Start of MATERIAL PROVIDED
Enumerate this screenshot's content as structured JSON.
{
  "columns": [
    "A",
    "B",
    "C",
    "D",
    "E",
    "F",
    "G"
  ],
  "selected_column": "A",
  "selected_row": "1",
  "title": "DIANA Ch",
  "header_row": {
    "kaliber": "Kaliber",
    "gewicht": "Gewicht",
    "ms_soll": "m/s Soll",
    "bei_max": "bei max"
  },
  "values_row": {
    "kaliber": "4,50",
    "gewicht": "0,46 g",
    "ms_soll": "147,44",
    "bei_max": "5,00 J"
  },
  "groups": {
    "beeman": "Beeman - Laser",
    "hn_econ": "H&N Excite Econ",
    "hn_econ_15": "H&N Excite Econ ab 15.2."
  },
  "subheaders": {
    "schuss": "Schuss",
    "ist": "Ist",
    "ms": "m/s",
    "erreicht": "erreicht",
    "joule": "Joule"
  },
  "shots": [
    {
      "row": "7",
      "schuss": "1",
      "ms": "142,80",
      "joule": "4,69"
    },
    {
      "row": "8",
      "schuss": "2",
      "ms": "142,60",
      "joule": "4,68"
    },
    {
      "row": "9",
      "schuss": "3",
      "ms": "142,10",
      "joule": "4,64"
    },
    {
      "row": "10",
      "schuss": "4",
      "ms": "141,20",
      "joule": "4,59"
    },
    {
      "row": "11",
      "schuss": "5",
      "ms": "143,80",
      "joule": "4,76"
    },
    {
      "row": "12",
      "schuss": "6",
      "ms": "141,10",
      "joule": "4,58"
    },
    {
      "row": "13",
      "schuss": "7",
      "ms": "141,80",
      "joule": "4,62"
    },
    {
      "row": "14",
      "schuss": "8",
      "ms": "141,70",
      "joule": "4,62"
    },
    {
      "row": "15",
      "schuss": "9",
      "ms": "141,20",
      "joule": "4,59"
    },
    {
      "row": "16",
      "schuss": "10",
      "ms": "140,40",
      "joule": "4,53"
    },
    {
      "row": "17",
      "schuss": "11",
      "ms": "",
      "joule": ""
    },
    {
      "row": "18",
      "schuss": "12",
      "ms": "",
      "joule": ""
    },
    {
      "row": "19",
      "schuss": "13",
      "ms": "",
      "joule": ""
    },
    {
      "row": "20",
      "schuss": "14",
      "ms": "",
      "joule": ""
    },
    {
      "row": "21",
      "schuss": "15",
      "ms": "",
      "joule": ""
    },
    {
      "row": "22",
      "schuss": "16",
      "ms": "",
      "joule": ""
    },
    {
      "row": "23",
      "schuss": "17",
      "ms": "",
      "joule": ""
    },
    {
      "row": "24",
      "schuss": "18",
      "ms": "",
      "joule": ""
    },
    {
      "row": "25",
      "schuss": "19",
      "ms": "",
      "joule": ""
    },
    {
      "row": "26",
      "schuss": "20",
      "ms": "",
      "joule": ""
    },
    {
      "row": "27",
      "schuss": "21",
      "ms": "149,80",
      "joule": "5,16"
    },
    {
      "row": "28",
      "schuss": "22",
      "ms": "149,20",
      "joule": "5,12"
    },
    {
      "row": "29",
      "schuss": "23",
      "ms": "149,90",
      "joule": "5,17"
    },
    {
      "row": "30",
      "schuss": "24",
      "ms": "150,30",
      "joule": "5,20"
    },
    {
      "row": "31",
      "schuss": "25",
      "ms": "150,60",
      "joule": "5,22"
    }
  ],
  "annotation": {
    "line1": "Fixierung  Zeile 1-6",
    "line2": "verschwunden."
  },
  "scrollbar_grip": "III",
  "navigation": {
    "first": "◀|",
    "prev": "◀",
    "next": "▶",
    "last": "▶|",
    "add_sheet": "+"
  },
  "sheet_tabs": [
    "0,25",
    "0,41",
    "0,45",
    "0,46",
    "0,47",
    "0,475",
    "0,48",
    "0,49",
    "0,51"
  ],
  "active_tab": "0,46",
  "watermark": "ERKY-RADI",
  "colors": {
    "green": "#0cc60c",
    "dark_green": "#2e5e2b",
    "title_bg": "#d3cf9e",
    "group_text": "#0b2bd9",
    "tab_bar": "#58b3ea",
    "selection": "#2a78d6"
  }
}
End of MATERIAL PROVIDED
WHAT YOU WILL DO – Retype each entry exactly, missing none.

SOLVED PROBLEM –
Enumerate this screenshot's content as structured JSON.
{
  "columns": [
    "A",
    "B",
    "C",
    "D",
    "E",
    "F",
    "G"
  ],
  "selected_column": "A",
  "selected_row": "1",
  "title": "DIANA Ch",
  "header_row": {
    "kaliber": "Kaliber",
    "gewicht": "Gewicht",
    "ms_soll": "m/s Soll",
    "bei_max": "bei max"
  },
  "values_row": {
    "kaliber": "4,50",
    "gewicht": "0,46 g",
    "ms_soll": "147,44",
    "bei_max": "5,00 J"
  },
  "groups": {
    "beeman": "Beeman - Laser",
    "hn_econ": "H&N Excite Econ",
    "hn_econ_15": "H&N Excite Econ ab 15.2."
  },
  "subheaders": {
    "schuss": "Schuss",
    "ist": "Ist",
    "ms": "m/s",
    "erreicht": "erreicht",
    "joule": "Joule"
  },
  "shots": [
    {
      "row": "7",
      "schuss": "1",
      "ms": "142,80",
      "joule": "4,69"
    },
    {
      "row": "8",
      "schuss": "2",
      "ms": "142,60",
      "joule": "4,68"
    },
    {
      "row": "9",
      "schuss": "3",
      "ms": "142,10",
      "joule": "4,64"
    },
    {
      "row": "10",
      "schuss": "4",
      "ms": "141,20",
      "joule": "4,59"
    },
    {
      "row": "11",
      "schuss": "5",
      "ms": "143,80",
      "joule": "4,76"
    },
    {
      "row": "12",
      "schuss": "6",
      "ms": "141,10",
      "joule": "4,58"
    },
    {
      "row": "13",
      "schuss": "7",
      "ms": "141,80",
      "joule": "4,62"
    },
    {
      "row": "14",
      "schuss": "8",
      "ms": "141,70",
      "joule": "4,62"
    },
    {
      "row": "15",
      "schuss": "9",
      "ms": "141,20",
      "joule": "4,59"
    },
    {
      "row": "16",
      "schuss": "10",
      "ms": "140,40",
      "joule": "4,53"
    },
    {
      "row": "17",
      "schuss": "11",
      "ms": "",
      "joule": ""
    },
    {
      "row": "18",
      "schuss": "12",
      "ms": "",
      "joule": ""
    },
    {
      "row": "19",
      "schuss": "13",
      "ms": "",
      "joule": ""
    },
    {
      "row": "20",
      "schuss": "14",
      "ms": "",
      "joule": ""
    },
    {
      "row": "21",
      "schuss": "15",
      "ms": "",
      "joule": ""
    },
    {
      "row": "22",
      "schuss": "16",
      "ms": "",
      "joule": ""
    },
    {
      "row": "23",
      "schuss": "17",
      "ms": "",
      "joule": ""
    },
    {
      "row": "24",
      "schuss": "18",
      "ms": "",
      "joule": ""
    },
    {
      "row": "25",
      "schuss": "19",
      "ms": "",
      "joule": ""
    },
    {
      "row": "26",
      "schuss": "20",
      "ms": "",
      "joule": ""
    },
    {
      "row": "27",
      "schuss": "21",
      "ms": "149,80",
      "joule": "5,16"
    },
    {
      "row": "28",
      "schuss": "22",
      "ms": "149,20",
      "joule": "5,12"
    },
    {
      "row": "29",
      "schuss": "23",
      "ms": "149,90",
      "joule": "5,17"
    },
    {
      "row": "30",
      "schuss": "24",
      "ms": "150,30",
      "joule": "5,20"
    },
    {
      "row": "31",
      "schuss": "25",
      "ms": "150,60",
      "joule": "5,22"
    }
  ],
  "annotation": {
    "line1": "Fixierung  Zeile 1-6",
    "line2": "verschwunden."
  },
  "scrollbar_grip": "III",
  "navigation": {
    "first": "◀|",
    "prev": "◀",
    "next": "▶",
    "last": "▶|",
    "add_sheet": "+"
  },
  "sheet_tabs": [
    "0,25",
    "0,41",
    "0,45",
    "0,46",
    "0,47",
    "0,475",
    "0,48",
    "0,49",
    "0,51"
  ],
  "active_tab": "0,46",
  "watermark": "ERKY-RADI",
  "colors": {
    "green": "#0cc60c",
    "dark_green": "#2e5e2b",
    "title_bg": "#d3cf9e",
    "group_text": "#0b2bd9",
    "tab_bar": "#58b3ea",
    "selection": "#2a78d6"
  }
}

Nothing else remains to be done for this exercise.